from The American Heritage® Dictionary of the English Language, 5th Edition.
- abbreviation Organisation Européenne pour la Recherche Nucléaire (European Organization for Nuclear Research)—originally Conseil Européen pour la Recherche Nucléaire (European Council for Nuclear Research)
from The Century Dictionary.
- To elect and make known an intention to enter upon an inheritance: a modern term used in reference to Roman law.
- To concern.
from Wiktionary, Creative Commons Attribution/Share-Alike License.
- proper noun European Council for Nuclear Research (derived from French acronym)
from Wiktionary, Creative Commons Attribution/Share-Alike License
The name CERN derived from the acronym in French for Conseil Européen pour la Recherche Nucléaire, or European Council for Nuclear Research.
"One key test was to repeat the measurement with very short beam pulses," the Geneva-based organization, known by its French acronym CERN, said in a statement.
The official position of CERN is that experiments in particle accelerators are completely safe and the risks have already been adequately analyzed and dismissed in previous studies.
We are about to create black holes, and maybe Higgs bosons at the LHC in CERN, Switzerland … but we cannot tell with anything approaching accuracy what path a hurricane will take.
When a physicist at CERN is murdered, evidence is discovered of the rebirth of an ancient secret brotherhood known as the Illuminati - and it's up to Langdon and Vetra to stop a terrorist attack and uncover the truth behind the powerful organization.
CERN is the world's largest particle physics laboratory, and it is also the birthplace of the world wide web.
The Large Hadron Collider (LHC) currently under construction at CERN is the greatest basic science endeavor in history.
I should perhaps add that to them CERN is of crucial importance, as it has been to me.
It was also the initiation of several collaborations in CERN research which continued through the mid-70s.

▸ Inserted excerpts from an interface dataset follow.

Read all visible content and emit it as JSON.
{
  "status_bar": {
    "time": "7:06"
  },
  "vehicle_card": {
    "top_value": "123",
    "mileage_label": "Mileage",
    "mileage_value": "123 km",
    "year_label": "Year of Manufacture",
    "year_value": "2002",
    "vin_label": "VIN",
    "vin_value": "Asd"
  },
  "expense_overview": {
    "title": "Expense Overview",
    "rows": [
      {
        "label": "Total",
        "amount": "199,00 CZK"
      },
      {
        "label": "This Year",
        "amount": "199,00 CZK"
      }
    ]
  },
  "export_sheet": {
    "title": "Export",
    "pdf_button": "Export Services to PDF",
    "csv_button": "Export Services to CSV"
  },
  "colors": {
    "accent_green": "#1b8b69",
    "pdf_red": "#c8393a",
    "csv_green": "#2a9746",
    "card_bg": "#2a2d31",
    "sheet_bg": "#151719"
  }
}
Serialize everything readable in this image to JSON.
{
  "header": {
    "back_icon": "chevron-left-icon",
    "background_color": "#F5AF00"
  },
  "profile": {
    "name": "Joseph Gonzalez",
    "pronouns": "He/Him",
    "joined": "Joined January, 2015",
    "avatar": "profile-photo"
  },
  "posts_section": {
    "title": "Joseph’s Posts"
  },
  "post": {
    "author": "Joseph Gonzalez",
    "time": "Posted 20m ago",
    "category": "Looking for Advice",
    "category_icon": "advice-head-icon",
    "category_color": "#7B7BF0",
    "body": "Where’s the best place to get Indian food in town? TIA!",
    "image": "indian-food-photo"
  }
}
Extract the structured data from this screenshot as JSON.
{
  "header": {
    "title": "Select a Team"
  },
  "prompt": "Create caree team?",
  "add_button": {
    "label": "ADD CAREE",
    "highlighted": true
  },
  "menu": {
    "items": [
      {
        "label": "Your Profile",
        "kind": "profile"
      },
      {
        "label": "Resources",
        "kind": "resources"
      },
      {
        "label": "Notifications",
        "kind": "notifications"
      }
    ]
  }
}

Colleagues at the European Organization for Nuclear Research near Geneva - best known under its French acronym CERN as the site of the world's biggest particle collider - and at the Swiss Federal Institute for Technology in Lausanne, or EPFL, where Hicheur was based, told The Associated Press that the scientist was an example of excessive anti-terror laws.